Component data from apps and pages
******************************

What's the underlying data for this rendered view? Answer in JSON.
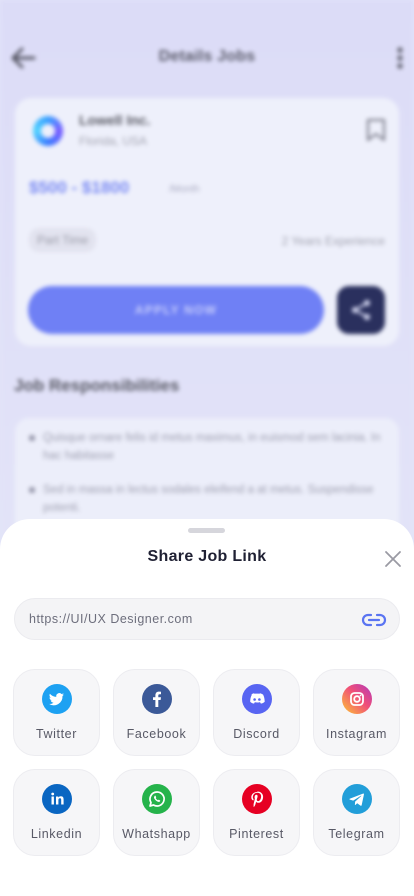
{
  "background": {
    "header_title": "Details Jobs",
    "company": {
      "name": "Lowell Inc.",
      "location": "Florida, USA"
    },
    "salary": "$500 - $1800",
    "salary_unit": "/Month",
    "job_type": "Part Time",
    "experience": "2 Years Experience",
    "apply_label": "APPLY NOW",
    "responsibilities": {
      "title": "Job Responsibilities",
      "items": [
        "Quisque ornare felis id metus maximus, in euismod sem lacinia. In hac habitasse",
        "Sed in massa in lectus sodales eleifend a at metus. Suspendisse potenti."
      ]
    }
  },
  "sheet": {
    "title": "Share Job Link",
    "link": "https://UI/UX Designer.com",
    "socials": [
      {
        "label": "Twitter",
        "icon": "twitter-icon",
        "color": "#1da1f2"
      },
      {
        "label": "Facebook",
        "icon": "facebook-icon",
        "color": "#3b5998"
      },
      {
        "label": "Discord",
        "icon": "discord-icon",
        "color": "#5865f2"
      },
      {
        "label": "Instagram",
        "icon": "instagram-icon",
        "color": "#e1306c"
      },
      {
        "label": "Linkedin",
        "icon": "linkedin-icon",
        "color": "#0a66c2"
      },
      {
        "label": "Whatshapp",
        "icon": "whatsapp-icon",
        "color": "#25d366"
      },
      {
        "label": "Pinterest",
        "icon": "pinterest-icon",
        "color": "#e60023"
      },
      {
        "label": "Telegram",
        "icon": "telegram-icon",
        "color": "#229ed9"
      }
    ]
  }
}
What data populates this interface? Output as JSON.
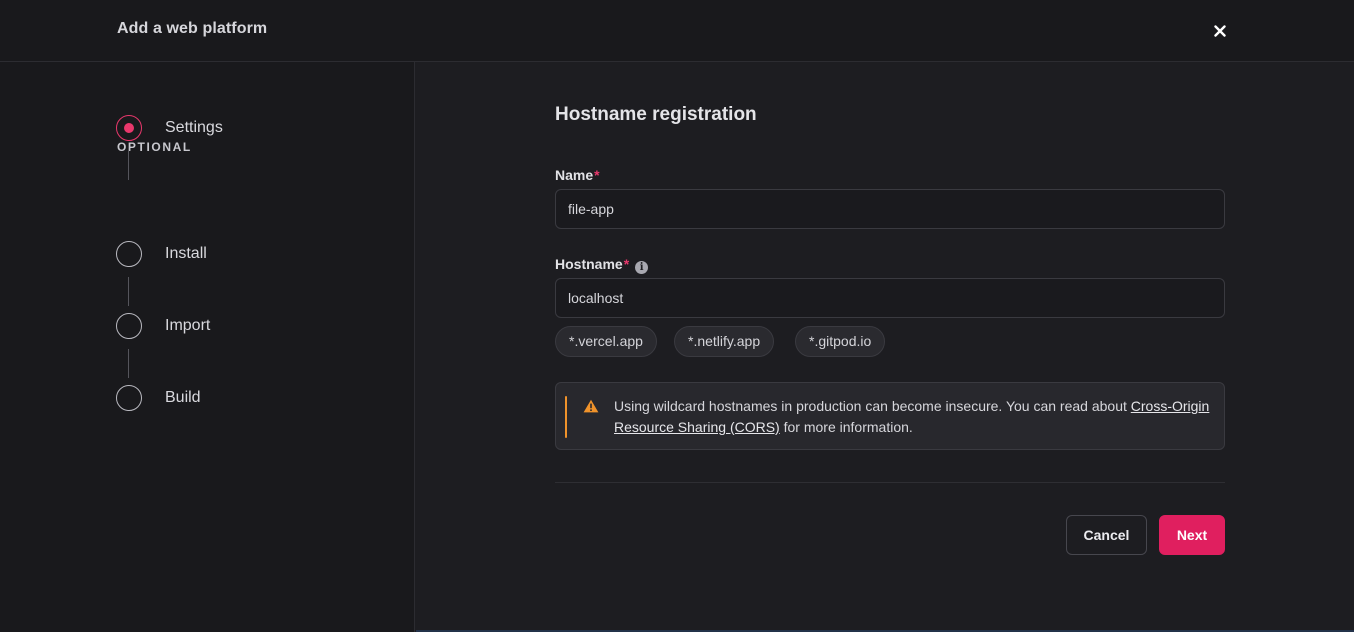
{
  "modal": {
    "title": "Add a web platform",
    "close_icon": "close-icon"
  },
  "steps": {
    "optional_heading": "OPTIONAL",
    "items": [
      {
        "label": "Settings",
        "state": "active"
      },
      {
        "label": "Install",
        "state": "inactive"
      },
      {
        "label": "Import",
        "state": "inactive"
      },
      {
        "label": "Build",
        "state": "inactive"
      }
    ]
  },
  "form": {
    "section_title": "Hostname registration",
    "name": {
      "label": "Name",
      "required_mark": "*",
      "value": "file-app"
    },
    "hostname": {
      "label": "Hostname",
      "required_mark": "*",
      "info_icon": "info-icon",
      "value": "localhost",
      "suggestions": [
        "*.vercel.app",
        "*.netlify.app",
        "*.gitpod.io"
      ]
    },
    "alert": {
      "icon": "warning-icon",
      "text_before": "Using wildcard hostnames in production can become insecure. You can read about ",
      "link_text": "Cross-Origin Resource Sharing (CORS)",
      "text_after": " for more information."
    }
  },
  "actions": {
    "cancel_label": "Cancel",
    "next_label": "Next"
  },
  "colors": {
    "accent": "#e01f5f",
    "active_step": "#e8386c",
    "warning": "#f0932b",
    "background": "#1d1d21",
    "sidebar": "#19191c"
  }
}
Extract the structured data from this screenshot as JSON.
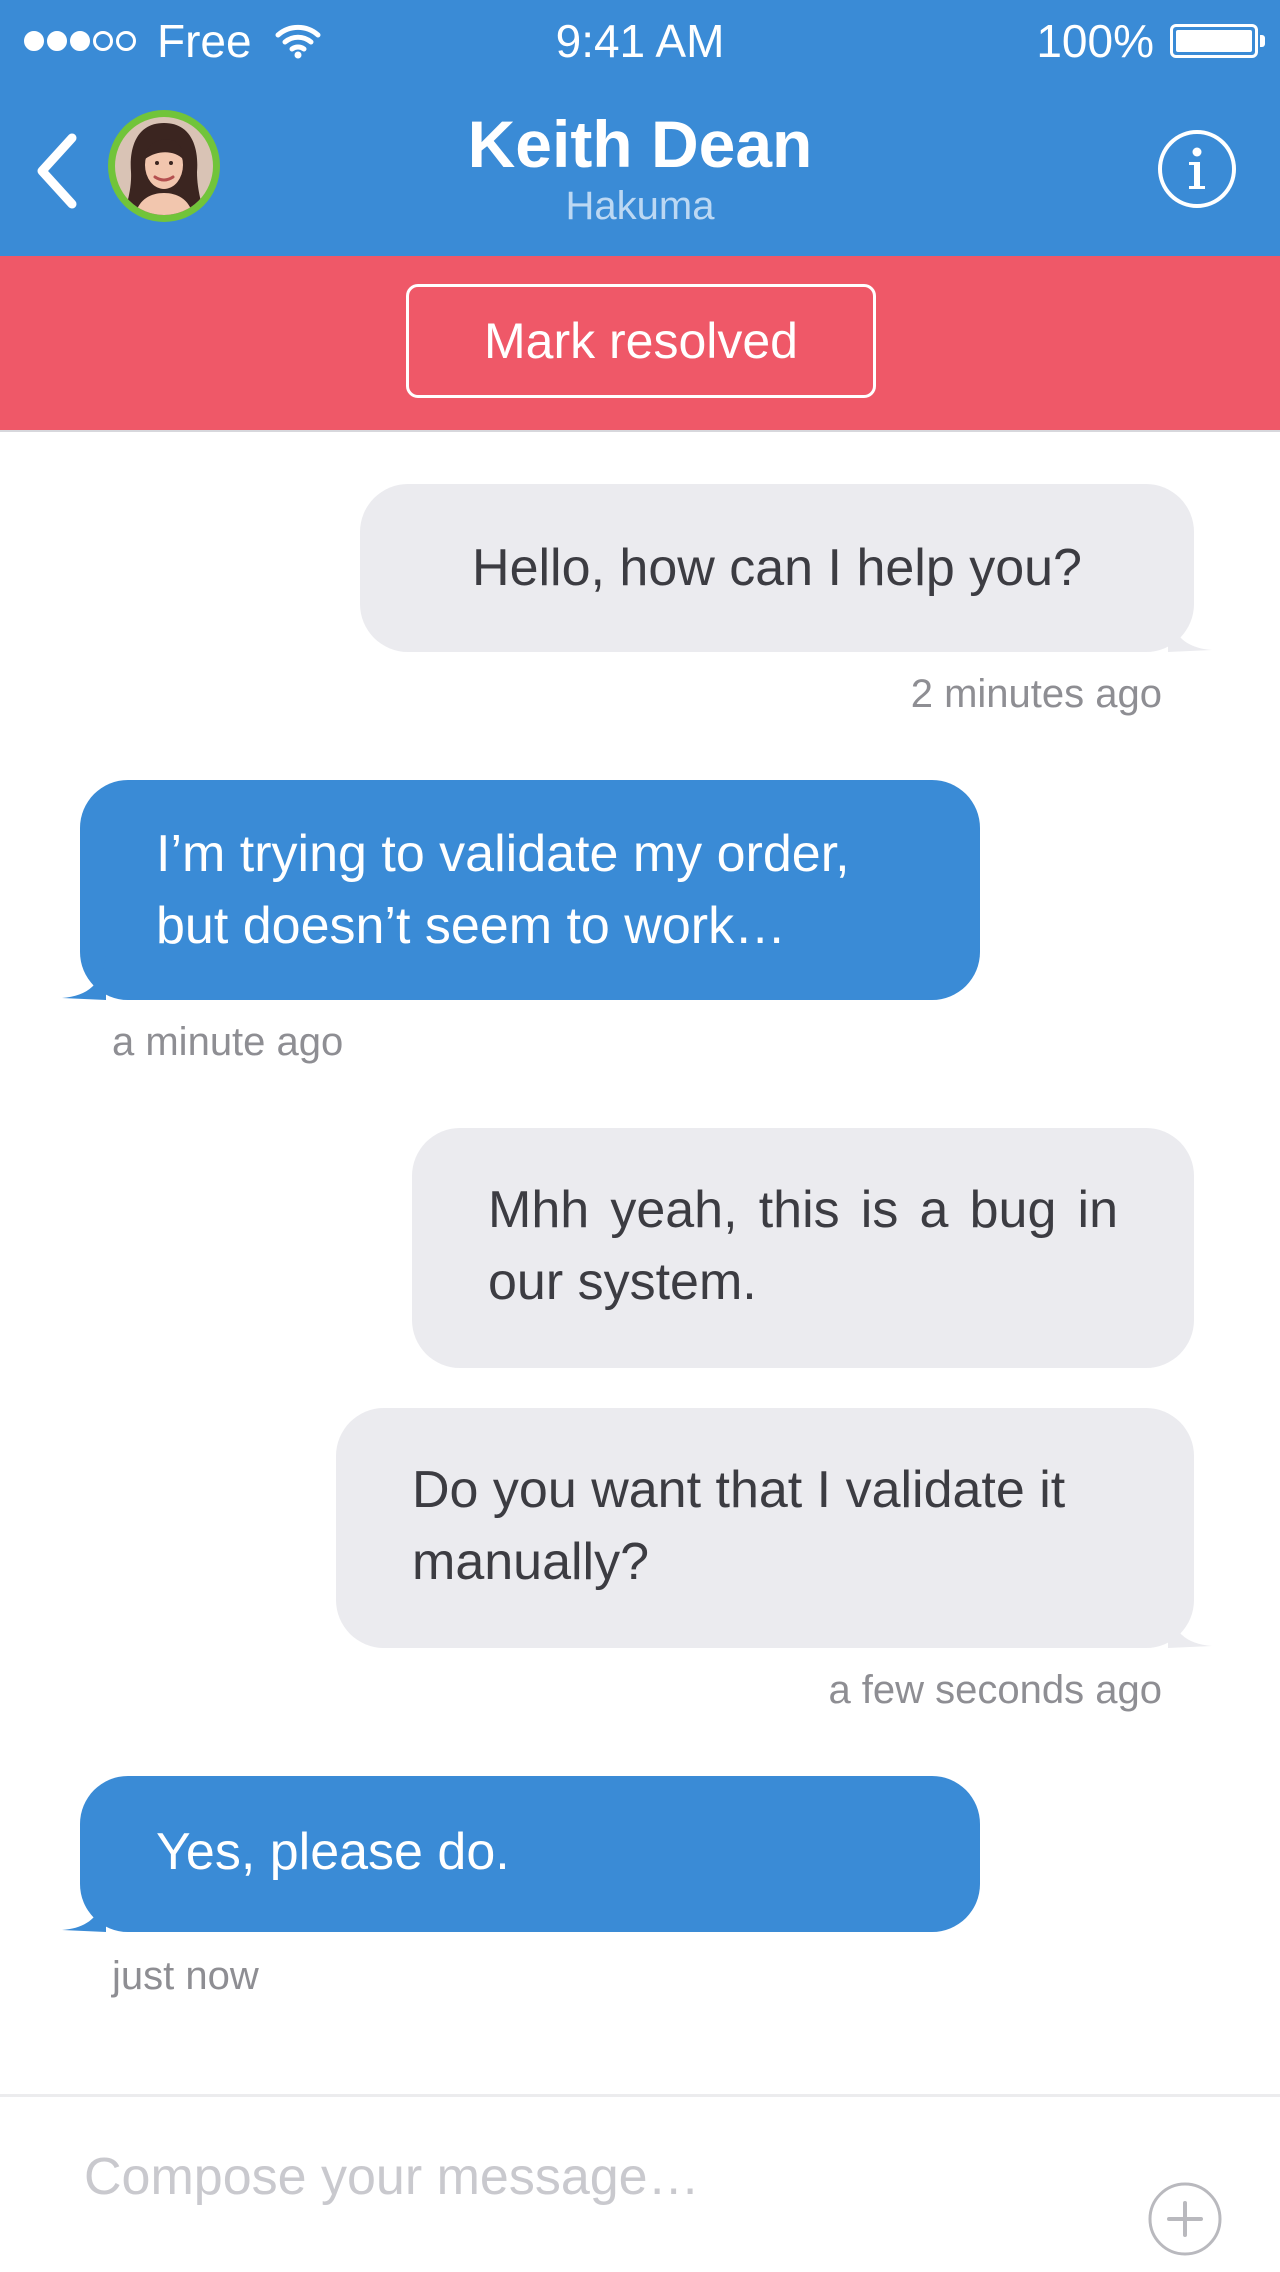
{
  "status_bar": {
    "carrier": "Free",
    "time": "9:41 AM",
    "battery": "100%",
    "signal_bars_filled": 3,
    "signal_bars_total": 5
  },
  "header": {
    "title": "Keith Dean",
    "subtitle": "Hakuma",
    "back_icon": "chevron-left-icon",
    "info_icon": "info-icon"
  },
  "banner": {
    "button_label": "Mark resolved"
  },
  "messages": [
    {
      "direction": "outgoing",
      "text": "Hello, how can I help you?",
      "time": "2 minutes ago"
    },
    {
      "direction": "incoming",
      "text": "I’m trying to validate my order, but doesn’t seem to work…",
      "time": "a minute ago"
    },
    {
      "direction": "outgoing",
      "text": "Mhh yeah, this is a bug in our system.",
      "time": ""
    },
    {
      "direction": "outgoing",
      "text": "Do you want that I validate it manually?",
      "time": "a few seconds ago"
    },
    {
      "direction": "incoming",
      "text": "Yes, please do.",
      "time": "just now"
    }
  ],
  "compose": {
    "placeholder": "Compose your message…",
    "add_icon": "plus-circle-icon"
  },
  "colors": {
    "header": "#3a8bd6",
    "banner": "#ef5868",
    "incoming_bubble": "#3a8bd6",
    "outgoing_bubble": "#ebebef",
    "avatar_ring": "#71c43a"
  }
}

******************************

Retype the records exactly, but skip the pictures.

Expected answer
What's the underlying data for this rendered view? Answer in JSON.
{
  "background": {
    "header_title": "Details Jobs",
    "company": {
      "name": "Lowell Inc.",
      "location": "Florida, USA"
    },
    "salary": "$500 - $1800",
    "salary_unit": "/Month",
    "job_type": "Part Time",
    "experience": "2 Years Experience",
    "apply_label": "APPLY NOW",
    "responsibilities": {
      "title": "Job Responsibilities",
      "items": [
        "Quisque ornare felis id metus maximus, in euismod sem lacinia. In hac habitasse",
        "Sed in massa in lectus sodales eleifend a at metus. Suspendisse potenti."
      ]
    }
  },
  "sheet": {
    "title": "Share Job Link",
    "link": "https://UI/UX Designer.com",
    "socials": [
      {
        "label": "Twitter",
        "icon": "twitter-icon",
        "color": "#1da1f2"
      },
      {
        "label": "Facebook",
        "icon": "facebook-icon",
        "color": "#3b5998"
      },
      {
        "label": "Discord",
        "icon": "discord-icon",
        "color": "#5865f2"
      },
      {
        "label": "Instagram",
        "icon": "instagram-icon",
        "color": "#e1306c"
      },
      {
        "label": "Linkedin",
        "icon": "linkedin-icon",
        "color": "#0a66c2"
      },
      {
        "label": "Whatshapp",
        "icon": "whatsapp-icon",
        "color": "#25d366"
      },
      {
        "label": "Pinterest",
        "icon": "pinterest-icon",
        "color": "#e60023"
      },
      {
        "label": "Telegram",
        "icon": "telegram-icon",
        "color": "#229ed9"
      }
    ]
  }
}
What data populates this interface? Output as JSON.
{
  "modal": {
    "title": "Add a web platform",
    "close_icon": "close-icon"
  },
  "steps": {
    "optional_heading": "OPTIONAL",
    "items": [
      {
        "label": "Settings",
        "state": "active"
      },
      {
        "label": "Install",
        "state": "inactive"
      },
      {
        "label": "Import",
        "state": "inactive"
      },
      {
        "label": "Build",
        "state": "inactive"
      }
    ]
  },
  "form": {
    "section_title": "Hostname registration",
    "name": {
      "label": "Name",
      "required_mark": "*",
      "value": "file-app"
    },
    "hostname": {
      "label": "Hostname",
      "required_mark": "*",
      "info_icon": "info-icon",
      "value": "localhost",
      "suggestions": [
        "*.vercel.app",
        "*.netlify.app",
        "*.gitpod.io"
      ]
    },
    "alert": {
      "icon": "warning-icon",
      "text_before": "Using wildcard hostnames in production can become insecure. You can read about ",
      "link_text": "Cross-Origin Resource Sharing (CORS)",
      "text_after": " for more information."
    }
  },
  "actions": {
    "cancel_label": "Cancel",
    "next_label": "Next"
  },
  "colors": {
    "accent": "#e01f5f",
    "active_step": "#e8386c",
    "warning": "#f0932b",
    "background": "#1d1d21",
    "sidebar": "#19191c"
  }
}
Extract the structured data from this screenshot as JSON.
{
  "status_bar": {
    "carrier": "Free",
    "time": "9:41 AM",
    "battery": "100%",
    "signal_bars_filled": 3,
    "signal_bars_total": 5
  },
  "header": {
    "title": "Keith Dean",
    "subtitle": "Hakuma",
    "back_icon": "chevron-left-icon",
    "info_icon": "info-icon"
  },
  "banner": {
    "button_label": "Mark resolved"
  },
  "messages": [
    {
      "direction": "outgoing",
      "text": "Hello, how can I help you?",
      "time": "2 minutes ago"
    },
    {
      "direction": "incoming",
      "text": "I’m trying to validate my order, but doesn’t seem to work…",
      "time": "a minute ago"
    },
    {
      "direction": "outgoing",
      "text": "Mhh yeah, this is a bug in our system.",
      "time": ""
    },
    {
      "direction": "outgoing",
      "text": "Do you want that I validate it manually?",
      "time": "a few seconds ago"
    },
    {
      "direction": "incoming",
      "text": "Yes, please do.",
      "time": "just now"
    }
  ],
  "compose": {
    "placeholder": "Compose your message…",
    "add_icon": "plus-circle-icon"
  },
  "colors": {
    "header": "#3a8bd6",
    "banner": "#ef5868",
    "incoming_bubble": "#3a8bd6",
    "outgoing_bubble": "#ebebef",
    "avatar_ring": "#71c43a"
  }
}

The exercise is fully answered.